• _REQUIRED ACTION_: Copy out all lines from the material that contain the string "kind".

(Beginning of DATA IN THIS EXERCISE)

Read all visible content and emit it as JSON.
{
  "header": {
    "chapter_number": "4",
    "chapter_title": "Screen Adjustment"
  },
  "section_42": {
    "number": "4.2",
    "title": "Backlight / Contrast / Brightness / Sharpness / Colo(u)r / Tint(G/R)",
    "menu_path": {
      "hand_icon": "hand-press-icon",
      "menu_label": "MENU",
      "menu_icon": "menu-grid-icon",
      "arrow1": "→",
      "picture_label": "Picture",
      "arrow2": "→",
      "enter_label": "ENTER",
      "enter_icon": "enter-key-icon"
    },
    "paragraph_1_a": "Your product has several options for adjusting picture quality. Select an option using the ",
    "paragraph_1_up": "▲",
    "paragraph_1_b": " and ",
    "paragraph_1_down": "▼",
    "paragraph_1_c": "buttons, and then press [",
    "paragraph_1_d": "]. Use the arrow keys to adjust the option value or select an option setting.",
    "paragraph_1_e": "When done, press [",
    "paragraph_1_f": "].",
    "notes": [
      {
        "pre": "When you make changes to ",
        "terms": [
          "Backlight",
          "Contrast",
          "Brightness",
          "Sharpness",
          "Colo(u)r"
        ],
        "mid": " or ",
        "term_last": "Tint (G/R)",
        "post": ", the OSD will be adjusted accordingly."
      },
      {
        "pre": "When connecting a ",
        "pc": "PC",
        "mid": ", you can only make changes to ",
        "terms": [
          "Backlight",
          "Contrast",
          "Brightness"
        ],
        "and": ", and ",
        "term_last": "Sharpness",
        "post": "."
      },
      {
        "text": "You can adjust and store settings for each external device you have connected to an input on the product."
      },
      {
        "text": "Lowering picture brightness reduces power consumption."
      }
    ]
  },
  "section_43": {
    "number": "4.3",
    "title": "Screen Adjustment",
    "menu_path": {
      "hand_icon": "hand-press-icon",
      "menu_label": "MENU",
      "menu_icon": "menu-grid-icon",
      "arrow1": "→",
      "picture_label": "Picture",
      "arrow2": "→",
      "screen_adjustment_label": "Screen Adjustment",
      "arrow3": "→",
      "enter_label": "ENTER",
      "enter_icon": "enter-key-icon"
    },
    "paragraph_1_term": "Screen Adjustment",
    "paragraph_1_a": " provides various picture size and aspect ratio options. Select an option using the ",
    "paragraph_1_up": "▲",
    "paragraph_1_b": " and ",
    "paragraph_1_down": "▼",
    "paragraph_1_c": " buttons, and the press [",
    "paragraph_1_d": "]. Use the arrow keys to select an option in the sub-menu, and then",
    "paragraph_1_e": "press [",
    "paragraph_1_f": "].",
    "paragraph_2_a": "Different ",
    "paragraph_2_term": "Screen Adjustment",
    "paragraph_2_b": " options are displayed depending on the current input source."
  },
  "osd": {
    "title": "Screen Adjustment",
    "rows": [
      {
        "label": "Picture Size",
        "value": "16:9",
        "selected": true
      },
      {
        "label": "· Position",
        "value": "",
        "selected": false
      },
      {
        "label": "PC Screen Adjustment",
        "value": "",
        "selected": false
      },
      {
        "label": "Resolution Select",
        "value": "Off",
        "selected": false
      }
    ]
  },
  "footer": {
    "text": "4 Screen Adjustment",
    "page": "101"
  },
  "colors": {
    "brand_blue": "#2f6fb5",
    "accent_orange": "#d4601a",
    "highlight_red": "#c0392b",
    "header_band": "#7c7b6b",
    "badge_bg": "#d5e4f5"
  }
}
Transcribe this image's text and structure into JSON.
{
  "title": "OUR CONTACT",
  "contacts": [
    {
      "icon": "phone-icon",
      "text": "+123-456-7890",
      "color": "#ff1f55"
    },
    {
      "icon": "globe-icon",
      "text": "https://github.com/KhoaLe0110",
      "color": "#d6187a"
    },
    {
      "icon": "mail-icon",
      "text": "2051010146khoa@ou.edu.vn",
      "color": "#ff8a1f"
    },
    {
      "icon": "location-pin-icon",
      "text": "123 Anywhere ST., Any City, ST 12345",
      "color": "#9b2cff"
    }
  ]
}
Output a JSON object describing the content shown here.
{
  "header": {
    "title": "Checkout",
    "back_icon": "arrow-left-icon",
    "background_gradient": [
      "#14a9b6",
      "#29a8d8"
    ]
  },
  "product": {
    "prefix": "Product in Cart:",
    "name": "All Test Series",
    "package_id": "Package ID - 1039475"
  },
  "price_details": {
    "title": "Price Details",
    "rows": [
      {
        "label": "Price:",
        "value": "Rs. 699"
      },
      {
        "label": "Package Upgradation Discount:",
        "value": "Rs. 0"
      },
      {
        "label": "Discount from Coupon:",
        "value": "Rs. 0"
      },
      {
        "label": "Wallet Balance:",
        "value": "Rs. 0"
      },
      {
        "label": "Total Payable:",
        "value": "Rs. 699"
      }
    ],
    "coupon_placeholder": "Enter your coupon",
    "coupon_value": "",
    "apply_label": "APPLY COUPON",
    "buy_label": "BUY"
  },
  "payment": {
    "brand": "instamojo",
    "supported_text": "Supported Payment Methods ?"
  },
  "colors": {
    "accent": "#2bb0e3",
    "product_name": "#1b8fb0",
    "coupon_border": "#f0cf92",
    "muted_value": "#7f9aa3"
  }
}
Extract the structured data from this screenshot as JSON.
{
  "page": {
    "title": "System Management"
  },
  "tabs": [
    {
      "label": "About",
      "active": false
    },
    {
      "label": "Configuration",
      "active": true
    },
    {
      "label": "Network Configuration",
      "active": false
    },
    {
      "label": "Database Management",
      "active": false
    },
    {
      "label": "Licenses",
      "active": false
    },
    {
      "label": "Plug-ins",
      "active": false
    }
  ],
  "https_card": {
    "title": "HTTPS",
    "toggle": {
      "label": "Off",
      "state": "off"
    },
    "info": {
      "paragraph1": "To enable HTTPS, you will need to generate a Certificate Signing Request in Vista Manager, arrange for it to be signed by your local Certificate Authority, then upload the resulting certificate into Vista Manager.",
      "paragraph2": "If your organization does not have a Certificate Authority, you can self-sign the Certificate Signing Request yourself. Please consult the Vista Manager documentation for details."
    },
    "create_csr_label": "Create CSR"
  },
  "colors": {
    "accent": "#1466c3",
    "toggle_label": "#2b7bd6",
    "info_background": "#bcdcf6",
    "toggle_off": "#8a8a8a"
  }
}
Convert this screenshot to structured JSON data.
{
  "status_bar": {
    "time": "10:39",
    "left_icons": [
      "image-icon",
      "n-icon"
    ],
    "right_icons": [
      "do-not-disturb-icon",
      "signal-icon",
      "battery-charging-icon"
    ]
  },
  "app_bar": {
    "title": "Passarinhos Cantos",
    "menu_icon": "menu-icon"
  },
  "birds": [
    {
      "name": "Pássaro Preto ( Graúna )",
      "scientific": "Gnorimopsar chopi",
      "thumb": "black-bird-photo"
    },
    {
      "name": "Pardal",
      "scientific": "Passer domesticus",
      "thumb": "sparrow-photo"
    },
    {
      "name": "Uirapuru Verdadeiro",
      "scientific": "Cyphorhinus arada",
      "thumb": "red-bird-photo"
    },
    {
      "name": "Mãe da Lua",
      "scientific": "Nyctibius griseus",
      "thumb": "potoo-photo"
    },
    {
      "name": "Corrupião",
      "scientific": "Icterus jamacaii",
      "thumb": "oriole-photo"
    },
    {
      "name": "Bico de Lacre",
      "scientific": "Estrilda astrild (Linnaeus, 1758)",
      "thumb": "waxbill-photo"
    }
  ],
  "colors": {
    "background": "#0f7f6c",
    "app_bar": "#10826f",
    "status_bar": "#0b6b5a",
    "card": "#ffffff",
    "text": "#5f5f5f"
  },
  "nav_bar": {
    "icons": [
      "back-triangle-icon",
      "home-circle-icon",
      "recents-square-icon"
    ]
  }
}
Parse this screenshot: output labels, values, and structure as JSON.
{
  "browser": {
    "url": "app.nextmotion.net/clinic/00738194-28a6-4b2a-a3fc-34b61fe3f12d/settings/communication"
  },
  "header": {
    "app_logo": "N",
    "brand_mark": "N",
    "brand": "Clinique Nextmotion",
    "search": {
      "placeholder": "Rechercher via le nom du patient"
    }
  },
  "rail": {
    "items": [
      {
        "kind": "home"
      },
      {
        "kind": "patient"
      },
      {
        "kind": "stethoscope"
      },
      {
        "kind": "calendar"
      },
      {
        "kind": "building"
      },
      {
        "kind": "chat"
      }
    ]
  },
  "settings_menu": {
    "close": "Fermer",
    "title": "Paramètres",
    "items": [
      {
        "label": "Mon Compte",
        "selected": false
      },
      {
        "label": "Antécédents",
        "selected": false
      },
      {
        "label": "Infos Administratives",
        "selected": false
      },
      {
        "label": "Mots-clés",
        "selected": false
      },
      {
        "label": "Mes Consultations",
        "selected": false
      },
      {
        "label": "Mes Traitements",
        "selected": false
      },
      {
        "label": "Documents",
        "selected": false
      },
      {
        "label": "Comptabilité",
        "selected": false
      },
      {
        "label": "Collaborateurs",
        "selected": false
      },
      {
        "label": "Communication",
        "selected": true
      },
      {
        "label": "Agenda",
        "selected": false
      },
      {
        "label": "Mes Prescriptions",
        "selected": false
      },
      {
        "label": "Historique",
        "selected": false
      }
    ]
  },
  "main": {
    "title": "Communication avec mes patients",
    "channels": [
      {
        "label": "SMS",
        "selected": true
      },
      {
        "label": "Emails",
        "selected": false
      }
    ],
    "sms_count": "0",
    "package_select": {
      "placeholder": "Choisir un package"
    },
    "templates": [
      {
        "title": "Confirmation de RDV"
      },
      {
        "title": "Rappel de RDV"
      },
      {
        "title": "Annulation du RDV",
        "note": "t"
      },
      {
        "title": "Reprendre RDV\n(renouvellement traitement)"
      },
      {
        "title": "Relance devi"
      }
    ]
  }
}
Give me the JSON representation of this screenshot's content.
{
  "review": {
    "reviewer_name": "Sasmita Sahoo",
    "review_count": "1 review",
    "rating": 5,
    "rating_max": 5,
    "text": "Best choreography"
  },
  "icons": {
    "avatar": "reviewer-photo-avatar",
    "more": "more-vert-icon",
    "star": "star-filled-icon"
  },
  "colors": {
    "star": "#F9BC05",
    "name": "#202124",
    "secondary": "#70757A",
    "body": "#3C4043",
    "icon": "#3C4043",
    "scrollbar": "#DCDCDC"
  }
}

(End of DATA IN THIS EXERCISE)

• _REPLY_:
        "kind": "home"
        "kind": "patient"
        "kind": "stethoscope"
        "kind": "calendar"
        "kind": "building"
        "kind": "chat"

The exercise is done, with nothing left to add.